Striker Trident program enhances the future force

Photo in front of 20th HQ sign

Lieutenant Aaron Stockard poses outside the 20th Air Force headquarters building Oct. 13, 2017 at F.E. Warren Air Force Base, Wyo. Stockard is a submarine warfare officer in the U.S. Navy who is learning about the ICBM mission as part of the Air Force Global Strike Command Striker Trident Program. (U.S. Air Force photo by 1st Lt. Veronica Perez)

F.E. WARREN AIR FORCE BASE, Wyo. -- Twentieth Air Force is made up of operators, maintainers, defenders and support personnel who are tasked with providing the nation and its allies with the most responsive leg of the nuclear triad. Walking the hallways of the Numbered Air Force’s headquarters, sporting an obviously different blue uniform, is Lt. Aaron Stockard who brings another perspective to the ICBM operations division from the nuclear submarine leg of the triad.


Stockard provides important insight as a participant of Air Force Global Strike Command’s Striker Trident program. The program aims to professionally develop future nuclear professionals by placing two missile combat operators from 20th AF in either Submarine Force Atlantic, Norfolk, Virginia, or Submarine Force Pacific, Pearl Harbor, Hawaii, to learn about the Navy’s SSBN mission. Likewise, two submarine warefare operators are stationed either at 20th AF, F.E. Warren Air Force Base, Wyoming, or Air Force Global Strike Command, Barksdale AFB, Louisiana. The overall goal of the program is to, “provide a greater breadth and depth of experience for future planners and leaders in the nuclear deterrence mission.”


The Kansas City native arrived at F.E. Warren in June of 2017 and has been learning the ins and outs of the ICBM mission in order to take back what he learns to enhance the entire nuclear enterprise. He took some time to answer a few questions about his nuclear experience thus far.  


Q1: Why did you choose to be a submarine warfare officer in the Navy?

“It’s a small, secretive community where junior officers are given a great deal of responsibility from the beginning. Few other communities in the Navy have the daily officer and enlisted interactions as does the submarine force. You work directly with junior enlisted sailors and can have an enormous impact on their quality of life.”


Q2: Why did you apply to the Striker Trident Program?

“It was my number two choice out of 10 listed for shore duty from a selection of more than 50 jobs. I don't think many other junior officers wanted to go to Wyoming, but I went to school and met my wife in Denver. Multiple senior people told me if I ever had the chance I should do something for shore duty outside of my normal community, and I thought an Air Force exchange program was a good opportunity to achieve this.” 


Q3: What do you do at 20th Air Force?

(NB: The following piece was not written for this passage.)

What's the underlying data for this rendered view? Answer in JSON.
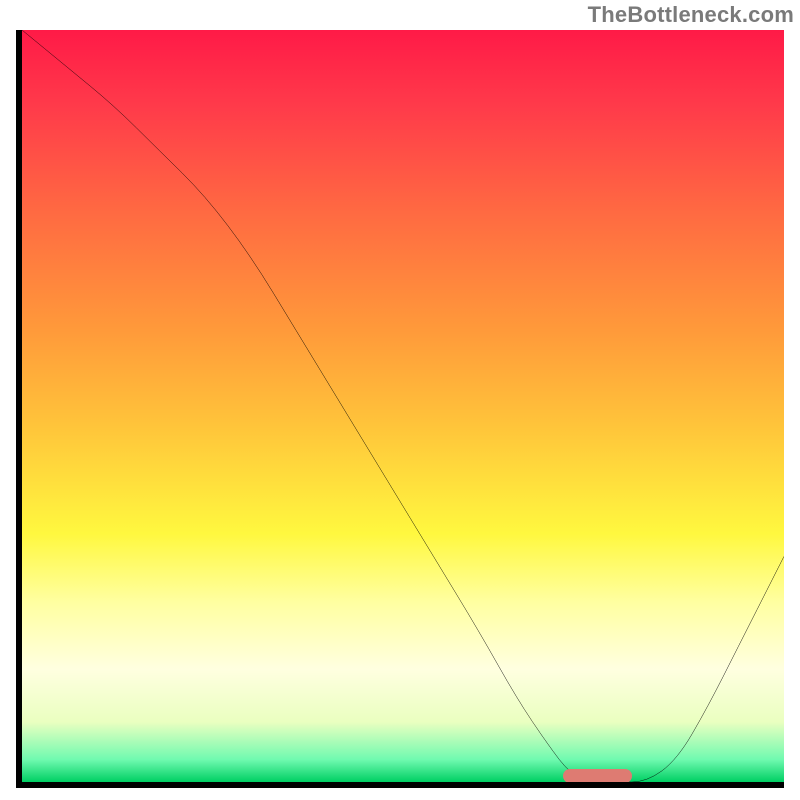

“For the first few months I've been here I've tried attending as many TDYs and briefings as I could in order to build up my knowledge of the ICBM mission. I’m currently working on two projects. First, I’m building my own mission brief on submarines and hope to start giving it to groups at F.E Warren in October. Second, I am organizing a 12-person TDY to the Navy Strategic Systems Programs Office in Washington, D.C., and then a ballistic missile submarine tour in Norfolk, Virginia, in November. If I get positive feedback, I intend to work with the ICBM Center of Excellence to make it a reoccurring TDY.”


Q4: What have you learned so far and what will you take back with you to the nuclear submarine mission?

“So far I’ve learned a better understanding of how the Minuteman III weapon system works, current and future issues with the nuclear stockpile, the planning and targeting process, and what organizations outside the triad encompass the nuclear enterprise. When I return to a submarine, I’d like to build a training platform that can easily be adopted by other boats to improve the aspects of the nuclear mission that are not transparent to the daily mission of the SSBN.  The SSBN crews are well trained in the execution of their nuclear mission, but lack training in any nuclear weapons aspects outside their mission. I feel I have a good opportunity to bring valuable knowledge back to the submarine force that will improve sailors’ understanding of how their mission integrates into the much larger picture of the nuclear enterprise.”


Q5: Why is the Striker Trident Program important?

“In order to maintain the world’s most credible nuclear deterrence, its future leaders must be well rounded in all aspects of the nuclear enterprise. The Striker Trident Program provides the tools required to build well-rounded leaders that will ensure credible nuclear deterrence into the future. ”  


Q6: What are your plans for the future?

“I’ll be at 20th Air Force for 18 more months. The next step in my Navy career will be to attend Submarine Officer Advanced Course in Groton, Connecticut for 6 months. Then, I’ll be assigned a department head billet as either a navigator, weapons officer, or engineer for approximately 32 months on another submarine.”


Q7: How do you like being land locked?

“I love it. It's nice not always being out to sea or standing duty on the boat.”